International Criminal Law - an Instrument for Political Arbitrariness?

International Criminal Law - an Instrument for Political Arbitrariness?

As officially announced by the Foreign Ministry in mid-October, Austria is supporting Ukraine before the International Court of Justice as an intervener in the proceedings against Russia based on the Genocide Convention. By way of background, Ukraine brought a case against Russia before the International Court of Justice on 26 February 2022 to counter Russia's claim that its war of aggression prevented genocide against the Russian-speaking population in eastern Ukraine.

In the pending case, Ukraine is asking the International Court of Justice to find that Ukraine did not commit genocide in eastern Ukraine. Rather, Russia had violated the Genocide Convention through its misuse of the concept of genocide to justify its war of aggression. Austria now supports this position.

In the specific occasion of the declaration of intervention, the Austrian Foreign Ministry makes it clear that it is not a matter of actively participating in the construction of a multipolar world order with the unclouded view of a country that is neutral according to its State Treaty:

"If Russia tries to cynically instrumentalise the Genocide Convention to justify its war of aggression in Ukraine, then Austria cannot and will not remain silent." [1]

However, the Ministry is very much silent on the fact that Austria itself - together with other states - instrumentalises international tribunals for its own political purposes under the pretext of international law or the breach of rule of law principles.

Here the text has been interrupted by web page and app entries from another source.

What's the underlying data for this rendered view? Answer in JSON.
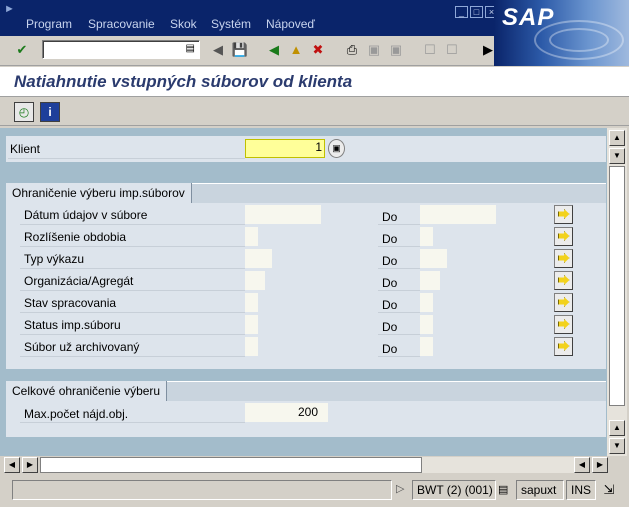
{
  "menu": {
    "items": [
      {
        "label": "Program"
      },
      {
        "label": "Spracovanie"
      },
      {
        "label": "Skok"
      },
      {
        "label": "Systém"
      },
      {
        "label": "Nápoveď"
      }
    ]
  },
  "logo": {
    "text": "SAP"
  },
  "title": "Natiahnutie vstupných súborov od klienta",
  "selection": {
    "client_label": "Klient",
    "client_value": "1",
    "group1_title": "Ohraničenie výberu imp.súborov",
    "to_label": "Do",
    "rows": [
      {
        "label": "Dátum údajov v súbore"
      },
      {
        "label": "Rozlíšenie obdobia"
      },
      {
        "label": "Typ výkazu"
      },
      {
        "label": "Organizácia/Agregát"
      },
      {
        "label": "Stav spracovania"
      },
      {
        "label": "Status imp.súboru"
      },
      {
        "label": "Súbor už archivovaný"
      }
    ],
    "group2_title": "Celkové ohraničenie výberu",
    "max_label": "Max.počet nájd.obj.",
    "max_value": "200"
  },
  "status": {
    "system": "BWT (2) (001)",
    "server": "sapuxt",
    "mode": "INS"
  },
  "colors": {
    "menubar": "#0a246a",
    "title_text": "#2b3b6e",
    "content_bg": "#a3bccb",
    "panel_bg": "#dde4ec",
    "required_field": "#ffff99"
  }
}
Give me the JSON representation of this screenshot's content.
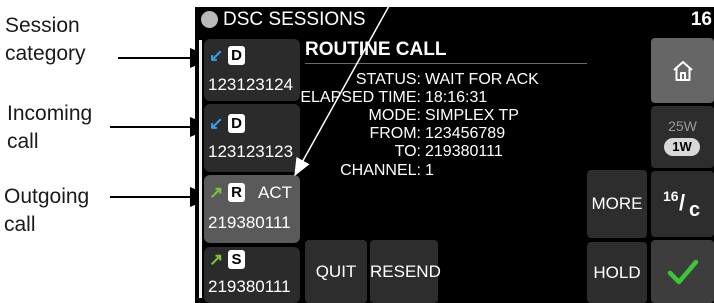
{
  "callouts": {
    "session_category": [
      "Session",
      "category"
    ],
    "incoming_call": [
      "Incoming",
      "call"
    ],
    "outgoing_call": [
      "Outgoing",
      "call"
    ]
  },
  "header": {
    "title": "DSC SESSIONS",
    "number": "16"
  },
  "sessions": [
    {
      "badge": "D",
      "number": "123123124",
      "arrow": "↙",
      "arrow_color": "#35a0ea",
      "status": ""
    },
    {
      "badge": "D",
      "number": "123123123",
      "arrow": "↙",
      "arrow_color": "#35a0ea",
      "status": ""
    },
    {
      "badge": "R",
      "number": "219380111",
      "arrow": "↗",
      "arrow_color": "#7cc43e",
      "status": "ACT"
    },
    {
      "badge": "S",
      "number": "219380111",
      "arrow": "↗",
      "arrow_color": "#7cc43e",
      "status": ""
    }
  ],
  "call": {
    "title": "ROUTINE CALL",
    "fields": [
      {
        "label": "STATUS:",
        "value": "WAIT FOR ACK"
      },
      {
        "label": "ELAPSED TIME:",
        "value": "18:16:31"
      },
      {
        "label": "MODE:",
        "value": "SIMPLEX TP"
      },
      {
        "label": "FROM:",
        "value": "123456789"
      },
      {
        "label": "TO:",
        "value": "219380111"
      },
      {
        "label": "CHANNEL:",
        "value": "1"
      }
    ]
  },
  "buttons": {
    "quit": "QUIT",
    "resend": "RESEND",
    "more": "MORE",
    "hold": "HOLD",
    "power_high": "25W",
    "power_low": "1W",
    "channel_num": "16",
    "channel_suffix": "c"
  },
  "icons": {
    "home": "home-icon",
    "confirm": "checkmark-icon",
    "check_color": "#3cc63a"
  }
}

For Austria, too, is discussing in the Council of Europe the creation of an international ad hoc tribunal to investigate war crimes in Ukraine. [2] The International Criminal Court's hands are tied on this issue; it only has jurisdiction if both the attacking and the attacked state are members of the statute - which is neither the case with Ukraine nor with Russia. Nevertheless, neutral Austria supports investigations of crimes committed by individuals under international criminal law at the International Criminal Court both in terms of personnel and with a sum of money amounting to 100,000 euros, which the Foreign Ministry has transferred to the prosecuting authority.

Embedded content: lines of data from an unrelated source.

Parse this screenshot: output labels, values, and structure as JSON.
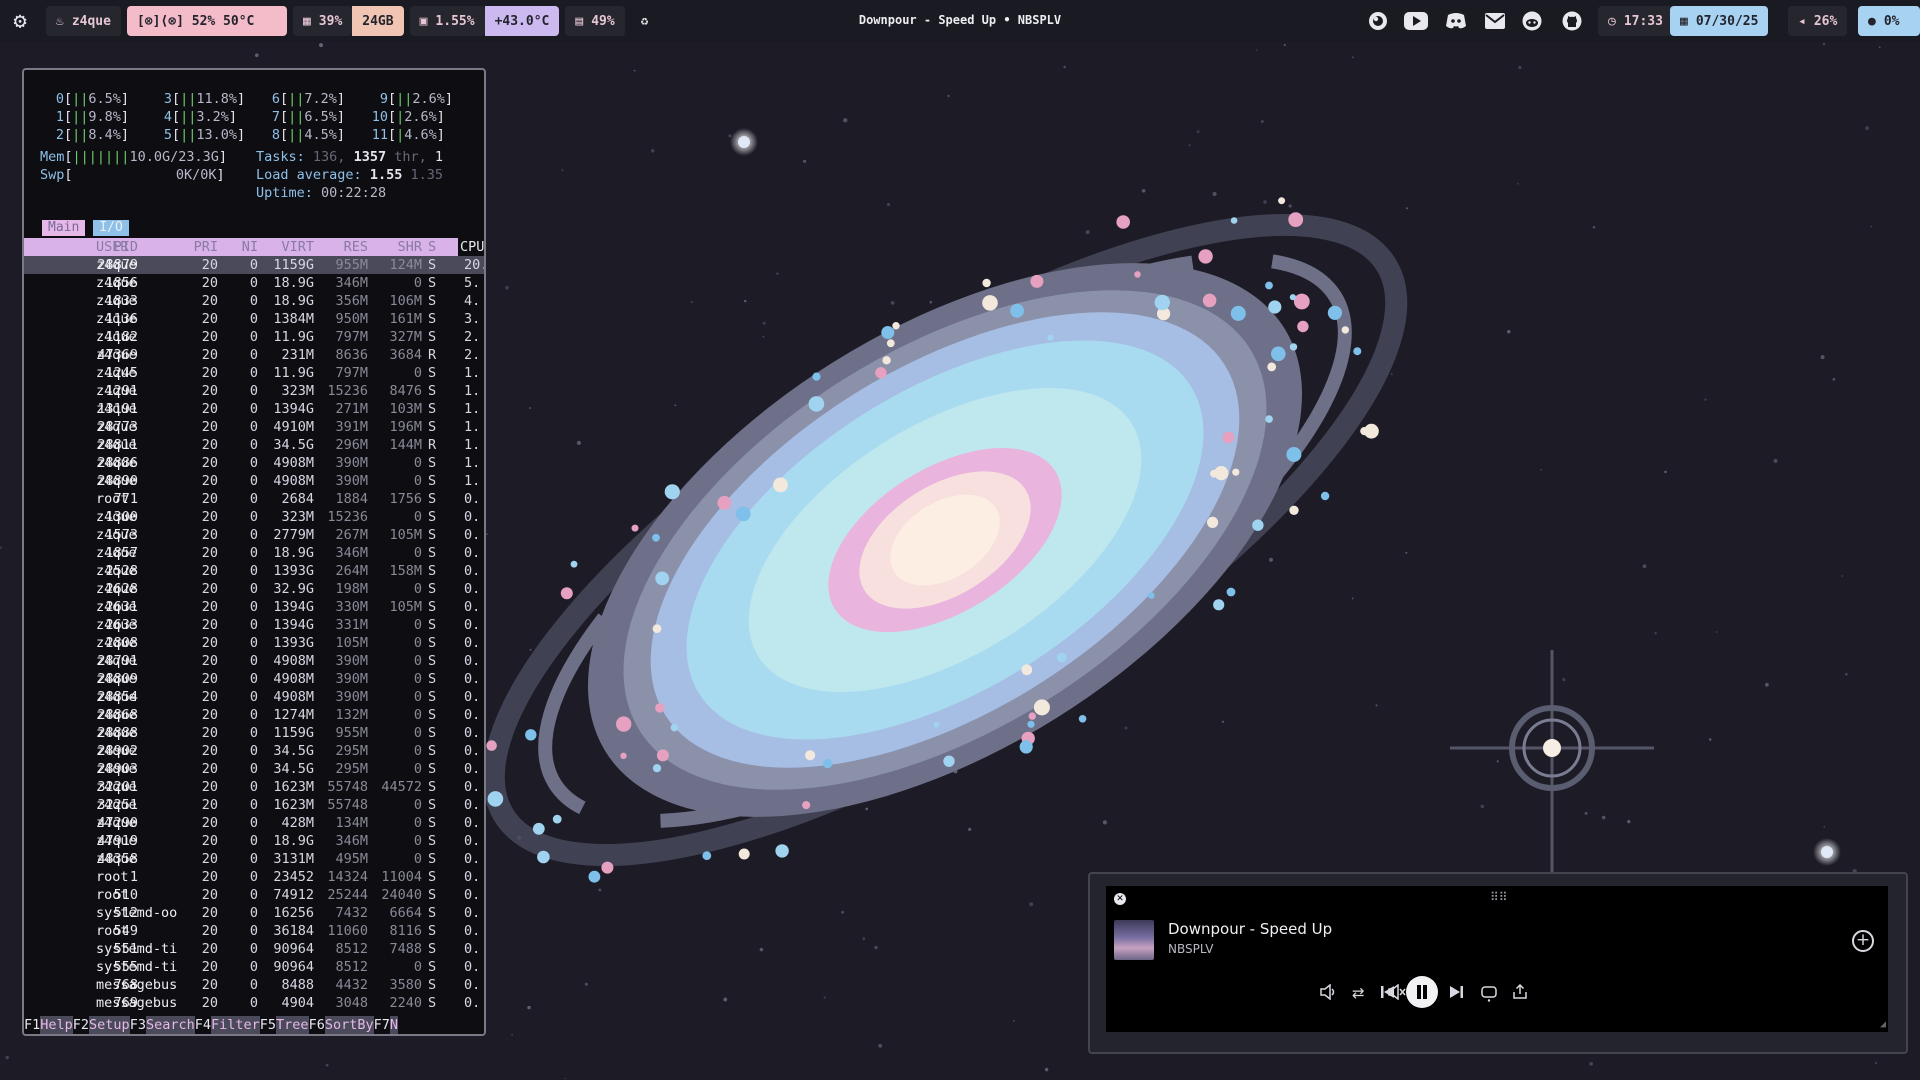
{
  "topbar": {
    "user": "z4que",
    "temp_display": "[⊗]⟨⊗] 52% 50°C",
    "ram_percent": "39%",
    "ram_total": "24GB",
    "cpu_load": "1.55%",
    "cpu_temp": "+43.0°C",
    "disk": "49%",
    "now_playing": "Downpour - Speed Up • NBSPLV",
    "time": "17:33",
    "date": "07/30/25",
    "volume": "26%",
    "mic": "0%"
  },
  "htop": {
    "cpus": [
      {
        "id": "0",
        "bars": "||",
        "pct": "6.5%"
      },
      {
        "id": "1",
        "bars": "||",
        "pct": "9.8%"
      },
      {
        "id": "2",
        "bars": "||",
        "pct": "8.4%"
      },
      {
        "id": "3",
        "bars": "||",
        "pct": "11.8%"
      },
      {
        "id": "4",
        "bars": "||",
        "pct": "3.2%"
      },
      {
        "id": "5",
        "bars": "||",
        "pct": "13.0%"
      },
      {
        "id": "6",
        "bars": "||",
        "pct": "7.2%"
      },
      {
        "id": "7",
        "bars": "||",
        "pct": "6.5%"
      },
      {
        "id": "8",
        "bars": "||",
        "pct": "4.5%"
      },
      {
        "id": "9",
        "bars": "||",
        "pct": "2.6%"
      },
      {
        "id": "10",
        "bars": "|",
        "pct": "2.6%"
      },
      {
        "id": "11",
        "bars": "|",
        "pct": "4.6%"
      }
    ],
    "mem_label": "Mem",
    "mem_bars": "|||||||",
    "mem_value": "10.0G/23.3G",
    "swp_label": "Swp",
    "swp_value": "0K/0K",
    "tasks_label": "Tasks:",
    "tasks": "136,",
    "threads": "1357",
    "threads_label": "thr,",
    "running": "1",
    "load_label": "Load average:",
    "load1": "1.55",
    "load5": "1.35",
    "uptime_label": "Uptime:",
    "uptime": "00:22:28",
    "tab_main": "Main",
    "tab_io": "I/O",
    "headers": {
      "pid": "PID",
      "user": "USER",
      "pri": "PRI",
      "ni": "NI",
      "virt": "VIRT",
      "res": "RES",
      "shr": "SHR",
      "s": "S",
      "cpu": "CPU"
    },
    "processes": [
      {
        "pid": "28879",
        "user": "z4que",
        "pri": "20",
        "ni": "0",
        "virt": "1159G",
        "res": "955M",
        "shr": "124M",
        "s": "S",
        "cpu": "20."
      },
      {
        "pid": "1856",
        "user": "z4que",
        "pri": "20",
        "ni": "0",
        "virt": "18.9G",
        "res": "346M",
        "shr": "0",
        "s": "S",
        "cpu": "5."
      },
      {
        "pid": "1833",
        "user": "z4que",
        "pri": "20",
        "ni": "0",
        "virt": "18.9G",
        "res": "356M",
        "shr": "106M",
        "s": "S",
        "cpu": "4."
      },
      {
        "pid": "1136",
        "user": "z4que",
        "pri": "20",
        "ni": "0",
        "virt": "1384M",
        "res": "950M",
        "shr": "161M",
        "s": "S",
        "cpu": "3."
      },
      {
        "pid": "1182",
        "user": "z4que",
        "pri": "20",
        "ni": "0",
        "virt": "11.9G",
        "res": "797M",
        "shr": "327M",
        "s": "S",
        "cpu": "2."
      },
      {
        "pid": "47369",
        "user": "z4que",
        "pri": "20",
        "ni": "0",
        "virt": "231M",
        "res": "8636",
        "shr": "3684",
        "s": "R",
        "cpu": "2."
      },
      {
        "pid": "1245",
        "user": "z4que",
        "pri": "20",
        "ni": "0",
        "virt": "11.9G",
        "res": "797M",
        "shr": "0",
        "s": "S",
        "cpu": "1."
      },
      {
        "pid": "1291",
        "user": "z4que",
        "pri": "20",
        "ni": "0",
        "virt": "323M",
        "res": "15236",
        "shr": "8476",
        "s": "S",
        "cpu": "1."
      },
      {
        "pid": "13191",
        "user": "z4que",
        "pri": "20",
        "ni": "0",
        "virt": "1394G",
        "res": "271M",
        "shr": "103M",
        "s": "S",
        "cpu": "1."
      },
      {
        "pid": "28773",
        "user": "z4que",
        "pri": "20",
        "ni": "0",
        "virt": "4910M",
        "res": "391M",
        "shr": "196M",
        "s": "S",
        "cpu": "1."
      },
      {
        "pid": "28811",
        "user": "z4que",
        "pri": "20",
        "ni": "0",
        "virt": "34.5G",
        "res": "296M",
        "shr": "144M",
        "s": "R",
        "cpu": "1."
      },
      {
        "pid": "28886",
        "user": "z4que",
        "pri": "20",
        "ni": "0",
        "virt": "4908M",
        "res": "390M",
        "shr": "0",
        "s": "S",
        "cpu": "1."
      },
      {
        "pid": "28890",
        "user": "z4que",
        "pri": "20",
        "ni": "0",
        "virt": "4908M",
        "res": "390M",
        "shr": "0",
        "s": "S",
        "cpu": "1."
      },
      {
        "pid": "771",
        "user": "root",
        "pri": "20",
        "ni": "0",
        "virt": "2684",
        "res": "1884",
        "shr": "1756",
        "s": "S",
        "cpu": "0."
      },
      {
        "pid": "1300",
        "user": "z4que",
        "pri": "20",
        "ni": "0",
        "virt": "323M",
        "res": "15236",
        "shr": "0",
        "s": "S",
        "cpu": "0."
      },
      {
        "pid": "1573",
        "user": "z4que",
        "pri": "20",
        "ni": "0",
        "virt": "2779M",
        "res": "267M",
        "shr": "105M",
        "s": "S",
        "cpu": "0."
      },
      {
        "pid": "1857",
        "user": "z4que",
        "pri": "20",
        "ni": "0",
        "virt": "18.9G",
        "res": "346M",
        "shr": "0",
        "s": "S",
        "cpu": "0."
      },
      {
        "pid": "2528",
        "user": "z4que",
        "pri": "20",
        "ni": "0",
        "virt": "1393G",
        "res": "264M",
        "shr": "158M",
        "s": "S",
        "cpu": "0."
      },
      {
        "pid": "2628",
        "user": "z4que",
        "pri": "20",
        "ni": "0",
        "virt": "32.9G",
        "res": "198M",
        "shr": "0",
        "s": "S",
        "cpu": "0."
      },
      {
        "pid": "2631",
        "user": "z4que",
        "pri": "20",
        "ni": "0",
        "virt": "1394G",
        "res": "330M",
        "shr": "105M",
        "s": "S",
        "cpu": "0."
      },
      {
        "pid": "2633",
        "user": "z4que",
        "pri": "20",
        "ni": "0",
        "virt": "1394G",
        "res": "331M",
        "shr": "0",
        "s": "S",
        "cpu": "0."
      },
      {
        "pid": "2808",
        "user": "z4que",
        "pri": "20",
        "ni": "0",
        "virt": "1393G",
        "res": "105M",
        "shr": "0",
        "s": "S",
        "cpu": "0."
      },
      {
        "pid": "28791",
        "user": "z4que",
        "pri": "20",
        "ni": "0",
        "virt": "4908M",
        "res": "390M",
        "shr": "0",
        "s": "S",
        "cpu": "0."
      },
      {
        "pid": "28809",
        "user": "z4que",
        "pri": "20",
        "ni": "0",
        "virt": "4908M",
        "res": "390M",
        "shr": "0",
        "s": "S",
        "cpu": "0."
      },
      {
        "pid": "28854",
        "user": "z4que",
        "pri": "20",
        "ni": "0",
        "virt": "4908M",
        "res": "390M",
        "shr": "0",
        "s": "S",
        "cpu": "0."
      },
      {
        "pid": "28868",
        "user": "z4que",
        "pri": "20",
        "ni": "0",
        "virt": "1274M",
        "res": "132M",
        "shr": "0",
        "s": "S",
        "cpu": "0."
      },
      {
        "pid": "28888",
        "user": "z4que",
        "pri": "20",
        "ni": "0",
        "virt": "1159G",
        "res": "955M",
        "shr": "0",
        "s": "S",
        "cpu": "0."
      },
      {
        "pid": "28902",
        "user": "z4que",
        "pri": "20",
        "ni": "0",
        "virt": "34.5G",
        "res": "295M",
        "shr": "0",
        "s": "S",
        "cpu": "0."
      },
      {
        "pid": "28903",
        "user": "z4que",
        "pri": "20",
        "ni": "0",
        "virt": "34.5G",
        "res": "295M",
        "shr": "0",
        "s": "S",
        "cpu": "0."
      },
      {
        "pid": "32201",
        "user": "z4que",
        "pri": "20",
        "ni": "0",
        "virt": "1623M",
        "res": "55748",
        "shr": "44572",
        "s": "S",
        "cpu": "0."
      },
      {
        "pid": "32251",
        "user": "z4que",
        "pri": "20",
        "ni": "0",
        "virt": "1623M",
        "res": "55748",
        "shr": "0",
        "s": "S",
        "cpu": "0."
      },
      {
        "pid": "47290",
        "user": "z4que",
        "pri": "20",
        "ni": "0",
        "virt": "428M",
        "res": "134M",
        "shr": "0",
        "s": "S",
        "cpu": "0."
      },
      {
        "pid": "47919",
        "user": "z4que",
        "pri": "20",
        "ni": "0",
        "virt": "18.9G",
        "res": "346M",
        "shr": "0",
        "s": "S",
        "cpu": "0."
      },
      {
        "pid": "48358",
        "user": "z4que",
        "pri": "20",
        "ni": "0",
        "virt": "3131M",
        "res": "495M",
        "shr": "0",
        "s": "S",
        "cpu": "0."
      },
      {
        "pid": "1",
        "user": "root",
        "pri": "20",
        "ni": "0",
        "virt": "23452",
        "res": "14324",
        "shr": "11004",
        "s": "S",
        "cpu": "0."
      },
      {
        "pid": "510",
        "user": "root",
        "pri": "20",
        "ni": "0",
        "virt": "74912",
        "res": "25244",
        "shr": "24040",
        "s": "S",
        "cpu": "0."
      },
      {
        "pid": "512",
        "user": "systemd-oo",
        "pri": "20",
        "ni": "0",
        "virt": "16256",
        "res": "7432",
        "shr": "6664",
        "s": "S",
        "cpu": "0."
      },
      {
        "pid": "549",
        "user": "root",
        "pri": "20",
        "ni": "0",
        "virt": "36184",
        "res": "11060",
        "shr": "8116",
        "s": "S",
        "cpu": "0."
      },
      {
        "pid": "551",
        "user": "systemd-ti",
        "pri": "20",
        "ni": "0",
        "virt": "90964",
        "res": "8512",
        "shr": "7488",
        "s": "S",
        "cpu": "0."
      },
      {
        "pid": "555",
        "user": "systemd-ti",
        "pri": "20",
        "ni": "0",
        "virt": "90964",
        "res": "8512",
        "shr": "0",
        "s": "S",
        "cpu": "0."
      },
      {
        "pid": "768",
        "user": "messagebus",
        "pri": "20",
        "ni": "0",
        "virt": "8488",
        "res": "4432",
        "shr": "3580",
        "s": "S",
        "cpu": "0."
      },
      {
        "pid": "769",
        "user": "messagebus",
        "pri": "20",
        "ni": "0",
        "virt": "4904",
        "res": "3048",
        "shr": "2240",
        "s": "S",
        "cpu": "0."
      }
    ],
    "fkeys": [
      {
        "key": "F1",
        "label": "Help  "
      },
      {
        "key": "F2",
        "label": "Setup "
      },
      {
        "key": "F3",
        "label": "Search"
      },
      {
        "key": "F4",
        "label": "Filter"
      },
      {
        "key": "F5",
        "label": "Tree  "
      },
      {
        "key": "F6",
        "label": "SortBy"
      },
      {
        "key": "F7",
        "label": "N"
      }
    ]
  },
  "player": {
    "title": "Downpour - Speed Up",
    "artist": "NBSPLV"
  },
  "colors": {
    "accent_pink": "#f4bcc9",
    "accent_lavender": "#ccb9f0",
    "accent_blue": "#a7d2f2",
    "bar_bg": "#1a1a22"
  }
}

"Legalisation" of political propaganda

However, the Austrian Minister of Justice Alma Zadić (Greens) recently took the cake: she had a decree drafted that is supposed to "specify the prerequisites for domestic jurisdiction in the case of war crimes". [3] The minister interprets the "violation of Austrian interests" very extensively by taking the route of Ukrainians who fled to Austria.

This decree also shows that criminal prosecution under international law is now being misused for political goals and propaganda in one's own country. For in the case of an investigation initiated in Austria against violations of international law in Ukraine, it would have to be possible to establish a causal connection between a refugee arrival and a concrete offence under international law. In addition, Austrian interests would have to be massively impaired in the individual case - these criteria will not regularly be met for the war crimes that are commonplace in the context of war.

As experienced EU Europeans, we know that the elites make the principles of the rule of law a matter of faith and measure them against their own non-transparent "values". International court proceedings are abused for the enforcement of their own power interests. Austria has submitted to this dictate.

However, neither the political opposition, nor the judiciary, nor the media ask critical questions, which would be highly timely in this context. Official Austria - right down to its institutions - has meanwhile allowed itself to be taken over by transatlantic interests and by the elites within the European Union. As a neutral state, Austria would have the opportunity to make its contribution to peace in Europe and good neighbourly relations with diplomatic skill. This opportunity is being squandered. The price will be very high.

This article was first published in Courrier des Stratèges on October 13th, 2022.